**Given information**

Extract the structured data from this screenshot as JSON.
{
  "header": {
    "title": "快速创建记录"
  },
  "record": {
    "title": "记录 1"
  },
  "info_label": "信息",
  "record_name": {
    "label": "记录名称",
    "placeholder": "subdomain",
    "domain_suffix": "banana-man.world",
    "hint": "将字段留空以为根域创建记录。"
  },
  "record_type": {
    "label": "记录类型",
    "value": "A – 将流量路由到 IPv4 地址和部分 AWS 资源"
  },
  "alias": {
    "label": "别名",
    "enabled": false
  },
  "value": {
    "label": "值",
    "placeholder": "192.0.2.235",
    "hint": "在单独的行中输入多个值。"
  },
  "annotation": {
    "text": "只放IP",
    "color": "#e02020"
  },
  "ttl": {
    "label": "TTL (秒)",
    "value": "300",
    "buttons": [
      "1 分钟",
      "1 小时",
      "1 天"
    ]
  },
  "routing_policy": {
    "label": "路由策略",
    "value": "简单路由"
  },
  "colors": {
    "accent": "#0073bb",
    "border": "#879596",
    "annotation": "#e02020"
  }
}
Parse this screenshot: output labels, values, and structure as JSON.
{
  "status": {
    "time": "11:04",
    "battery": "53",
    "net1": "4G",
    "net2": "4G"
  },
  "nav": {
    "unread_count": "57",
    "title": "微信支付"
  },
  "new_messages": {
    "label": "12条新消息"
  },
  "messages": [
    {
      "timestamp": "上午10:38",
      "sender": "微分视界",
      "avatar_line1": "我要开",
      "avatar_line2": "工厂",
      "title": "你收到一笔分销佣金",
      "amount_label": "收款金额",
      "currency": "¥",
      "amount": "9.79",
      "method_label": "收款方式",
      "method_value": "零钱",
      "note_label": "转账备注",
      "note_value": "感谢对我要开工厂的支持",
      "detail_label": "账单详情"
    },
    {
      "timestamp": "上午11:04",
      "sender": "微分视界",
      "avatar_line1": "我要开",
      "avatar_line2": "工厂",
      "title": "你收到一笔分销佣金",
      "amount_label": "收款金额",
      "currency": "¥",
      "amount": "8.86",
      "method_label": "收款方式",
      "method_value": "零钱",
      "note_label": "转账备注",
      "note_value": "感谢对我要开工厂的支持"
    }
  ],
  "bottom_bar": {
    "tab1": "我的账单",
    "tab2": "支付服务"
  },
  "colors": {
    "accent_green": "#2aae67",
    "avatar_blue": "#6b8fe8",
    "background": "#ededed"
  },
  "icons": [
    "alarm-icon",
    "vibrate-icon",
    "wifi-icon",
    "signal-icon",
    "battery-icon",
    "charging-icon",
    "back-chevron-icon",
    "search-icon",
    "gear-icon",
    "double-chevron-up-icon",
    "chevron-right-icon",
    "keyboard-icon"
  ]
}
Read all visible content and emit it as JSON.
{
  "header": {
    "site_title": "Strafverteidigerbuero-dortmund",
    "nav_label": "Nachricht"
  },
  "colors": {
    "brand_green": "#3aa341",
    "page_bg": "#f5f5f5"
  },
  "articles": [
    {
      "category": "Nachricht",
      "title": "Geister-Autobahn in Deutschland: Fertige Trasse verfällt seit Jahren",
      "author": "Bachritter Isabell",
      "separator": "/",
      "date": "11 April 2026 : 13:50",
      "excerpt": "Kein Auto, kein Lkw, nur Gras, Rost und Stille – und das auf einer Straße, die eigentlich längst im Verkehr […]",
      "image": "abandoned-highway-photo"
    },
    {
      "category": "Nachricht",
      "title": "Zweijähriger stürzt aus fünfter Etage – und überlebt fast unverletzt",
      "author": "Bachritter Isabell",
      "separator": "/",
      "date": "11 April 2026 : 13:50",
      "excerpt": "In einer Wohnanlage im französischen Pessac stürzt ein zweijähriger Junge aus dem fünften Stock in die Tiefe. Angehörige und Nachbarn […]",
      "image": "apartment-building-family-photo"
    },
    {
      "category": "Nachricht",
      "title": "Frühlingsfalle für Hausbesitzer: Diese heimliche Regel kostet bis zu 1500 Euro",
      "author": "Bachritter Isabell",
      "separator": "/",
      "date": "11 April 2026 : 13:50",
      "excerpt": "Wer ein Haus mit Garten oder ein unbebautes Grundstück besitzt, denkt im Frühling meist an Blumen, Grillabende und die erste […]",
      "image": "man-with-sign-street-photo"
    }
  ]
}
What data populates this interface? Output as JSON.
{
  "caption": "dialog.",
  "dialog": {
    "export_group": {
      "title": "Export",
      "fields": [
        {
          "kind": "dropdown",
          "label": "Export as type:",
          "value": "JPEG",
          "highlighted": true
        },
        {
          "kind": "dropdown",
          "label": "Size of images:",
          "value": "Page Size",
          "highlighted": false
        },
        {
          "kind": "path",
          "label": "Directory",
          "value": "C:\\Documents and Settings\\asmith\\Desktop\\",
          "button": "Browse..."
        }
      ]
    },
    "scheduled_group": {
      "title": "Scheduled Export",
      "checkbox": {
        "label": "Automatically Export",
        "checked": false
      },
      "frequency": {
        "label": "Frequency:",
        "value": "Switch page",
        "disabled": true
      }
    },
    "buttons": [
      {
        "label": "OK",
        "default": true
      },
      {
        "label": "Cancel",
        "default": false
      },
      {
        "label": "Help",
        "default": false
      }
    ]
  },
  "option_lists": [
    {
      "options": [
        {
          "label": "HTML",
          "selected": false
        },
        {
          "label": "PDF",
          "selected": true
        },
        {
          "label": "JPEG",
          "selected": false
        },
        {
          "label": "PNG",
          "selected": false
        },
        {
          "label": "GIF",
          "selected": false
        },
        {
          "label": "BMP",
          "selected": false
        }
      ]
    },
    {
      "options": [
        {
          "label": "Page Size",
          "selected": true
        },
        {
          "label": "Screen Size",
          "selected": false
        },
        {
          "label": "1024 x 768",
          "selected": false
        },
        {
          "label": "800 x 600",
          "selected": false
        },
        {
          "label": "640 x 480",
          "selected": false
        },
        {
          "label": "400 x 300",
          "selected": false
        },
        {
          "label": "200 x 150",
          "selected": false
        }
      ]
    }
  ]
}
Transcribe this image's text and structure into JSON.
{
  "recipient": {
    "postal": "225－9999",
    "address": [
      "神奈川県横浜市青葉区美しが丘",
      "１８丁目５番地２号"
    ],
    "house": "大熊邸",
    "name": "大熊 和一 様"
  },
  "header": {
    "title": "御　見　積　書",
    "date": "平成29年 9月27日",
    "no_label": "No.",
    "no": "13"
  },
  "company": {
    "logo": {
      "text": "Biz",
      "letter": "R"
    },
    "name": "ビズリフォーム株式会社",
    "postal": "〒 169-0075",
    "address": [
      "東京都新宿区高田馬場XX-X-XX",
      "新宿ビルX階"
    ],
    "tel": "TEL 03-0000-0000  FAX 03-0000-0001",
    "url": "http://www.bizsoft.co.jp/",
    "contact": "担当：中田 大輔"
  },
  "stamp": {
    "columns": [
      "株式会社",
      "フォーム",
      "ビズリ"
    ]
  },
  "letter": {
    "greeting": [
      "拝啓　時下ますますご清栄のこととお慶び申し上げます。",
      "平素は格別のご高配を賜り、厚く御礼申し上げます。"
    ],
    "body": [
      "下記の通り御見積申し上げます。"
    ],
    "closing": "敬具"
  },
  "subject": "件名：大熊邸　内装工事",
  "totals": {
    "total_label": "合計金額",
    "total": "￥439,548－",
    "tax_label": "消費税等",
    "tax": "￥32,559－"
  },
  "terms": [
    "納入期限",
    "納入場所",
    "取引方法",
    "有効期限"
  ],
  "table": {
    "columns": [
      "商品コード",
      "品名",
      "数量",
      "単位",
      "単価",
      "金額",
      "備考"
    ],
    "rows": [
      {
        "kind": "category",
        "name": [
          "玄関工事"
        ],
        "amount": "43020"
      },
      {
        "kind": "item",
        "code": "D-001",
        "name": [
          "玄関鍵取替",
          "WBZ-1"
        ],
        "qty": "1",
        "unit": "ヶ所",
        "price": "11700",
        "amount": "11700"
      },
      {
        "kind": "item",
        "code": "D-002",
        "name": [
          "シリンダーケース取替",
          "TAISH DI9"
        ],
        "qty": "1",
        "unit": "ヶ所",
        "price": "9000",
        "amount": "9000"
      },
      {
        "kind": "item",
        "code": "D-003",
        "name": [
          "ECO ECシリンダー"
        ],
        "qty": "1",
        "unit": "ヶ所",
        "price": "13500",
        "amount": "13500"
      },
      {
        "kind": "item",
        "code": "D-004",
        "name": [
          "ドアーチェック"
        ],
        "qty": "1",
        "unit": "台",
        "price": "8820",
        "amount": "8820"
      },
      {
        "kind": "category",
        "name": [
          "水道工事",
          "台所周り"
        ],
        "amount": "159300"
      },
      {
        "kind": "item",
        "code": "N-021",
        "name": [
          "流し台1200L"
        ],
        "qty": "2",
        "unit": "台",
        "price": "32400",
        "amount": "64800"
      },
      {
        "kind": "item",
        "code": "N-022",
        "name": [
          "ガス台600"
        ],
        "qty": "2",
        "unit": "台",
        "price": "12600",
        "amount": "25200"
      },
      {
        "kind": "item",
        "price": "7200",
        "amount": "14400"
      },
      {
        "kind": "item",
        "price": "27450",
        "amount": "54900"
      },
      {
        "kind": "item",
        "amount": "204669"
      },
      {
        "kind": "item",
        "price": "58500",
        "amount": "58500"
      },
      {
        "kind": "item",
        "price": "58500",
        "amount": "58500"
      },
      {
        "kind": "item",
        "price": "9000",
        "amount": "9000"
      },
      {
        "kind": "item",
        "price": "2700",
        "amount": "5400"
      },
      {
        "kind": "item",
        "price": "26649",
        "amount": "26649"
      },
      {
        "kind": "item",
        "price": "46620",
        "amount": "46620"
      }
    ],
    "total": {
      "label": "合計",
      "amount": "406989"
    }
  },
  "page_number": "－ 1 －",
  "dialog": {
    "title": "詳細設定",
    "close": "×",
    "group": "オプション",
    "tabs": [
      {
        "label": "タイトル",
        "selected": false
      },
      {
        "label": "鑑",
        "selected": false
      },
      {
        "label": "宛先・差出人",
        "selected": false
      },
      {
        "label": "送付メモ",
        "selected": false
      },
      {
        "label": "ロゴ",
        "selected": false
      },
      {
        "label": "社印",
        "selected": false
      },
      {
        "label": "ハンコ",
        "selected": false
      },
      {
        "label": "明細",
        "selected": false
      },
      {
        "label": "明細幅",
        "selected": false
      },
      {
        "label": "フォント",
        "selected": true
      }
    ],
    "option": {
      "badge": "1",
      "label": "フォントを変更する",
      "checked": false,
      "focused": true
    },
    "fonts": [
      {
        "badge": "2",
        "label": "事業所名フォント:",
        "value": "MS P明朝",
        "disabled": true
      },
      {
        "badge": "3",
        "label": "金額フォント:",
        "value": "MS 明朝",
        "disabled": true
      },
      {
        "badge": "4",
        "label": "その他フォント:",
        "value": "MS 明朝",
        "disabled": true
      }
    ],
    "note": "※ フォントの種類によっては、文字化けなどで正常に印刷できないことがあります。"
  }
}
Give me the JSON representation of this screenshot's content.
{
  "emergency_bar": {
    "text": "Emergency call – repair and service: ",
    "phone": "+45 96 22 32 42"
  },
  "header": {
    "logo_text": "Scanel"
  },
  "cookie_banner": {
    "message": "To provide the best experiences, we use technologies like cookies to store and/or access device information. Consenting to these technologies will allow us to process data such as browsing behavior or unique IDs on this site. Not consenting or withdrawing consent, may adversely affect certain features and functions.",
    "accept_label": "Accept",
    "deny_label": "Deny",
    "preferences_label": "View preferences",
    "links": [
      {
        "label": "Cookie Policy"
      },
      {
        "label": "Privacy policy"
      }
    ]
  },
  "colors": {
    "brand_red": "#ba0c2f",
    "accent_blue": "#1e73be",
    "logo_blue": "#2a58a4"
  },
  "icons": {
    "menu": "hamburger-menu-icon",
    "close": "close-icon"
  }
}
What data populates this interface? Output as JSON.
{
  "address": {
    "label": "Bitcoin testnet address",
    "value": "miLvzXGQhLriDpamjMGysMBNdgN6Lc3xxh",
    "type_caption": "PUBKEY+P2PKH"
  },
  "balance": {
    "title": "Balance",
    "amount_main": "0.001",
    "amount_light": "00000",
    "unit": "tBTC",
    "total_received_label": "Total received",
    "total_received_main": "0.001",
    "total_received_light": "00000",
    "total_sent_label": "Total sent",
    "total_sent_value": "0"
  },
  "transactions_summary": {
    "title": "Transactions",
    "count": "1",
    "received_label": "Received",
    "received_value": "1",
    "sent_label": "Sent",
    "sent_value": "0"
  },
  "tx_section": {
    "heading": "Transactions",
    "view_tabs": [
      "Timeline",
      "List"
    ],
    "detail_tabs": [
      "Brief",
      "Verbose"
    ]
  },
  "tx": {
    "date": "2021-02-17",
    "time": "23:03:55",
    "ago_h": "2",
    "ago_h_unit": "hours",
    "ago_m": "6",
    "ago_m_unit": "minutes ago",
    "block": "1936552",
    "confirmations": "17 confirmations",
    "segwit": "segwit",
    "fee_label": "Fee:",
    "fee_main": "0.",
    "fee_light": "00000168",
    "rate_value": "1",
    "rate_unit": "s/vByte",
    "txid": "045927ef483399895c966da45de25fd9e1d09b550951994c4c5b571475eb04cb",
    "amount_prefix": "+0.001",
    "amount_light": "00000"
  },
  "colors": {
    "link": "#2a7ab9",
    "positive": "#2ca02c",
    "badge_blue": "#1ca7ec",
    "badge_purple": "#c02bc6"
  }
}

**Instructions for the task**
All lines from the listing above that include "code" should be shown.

**Your solution**
        "code": "D-001",
        "code": "D-002",
        "code": "D-003",
        "code": "D-004",
        "code": "N-021",
        "code": "N-022",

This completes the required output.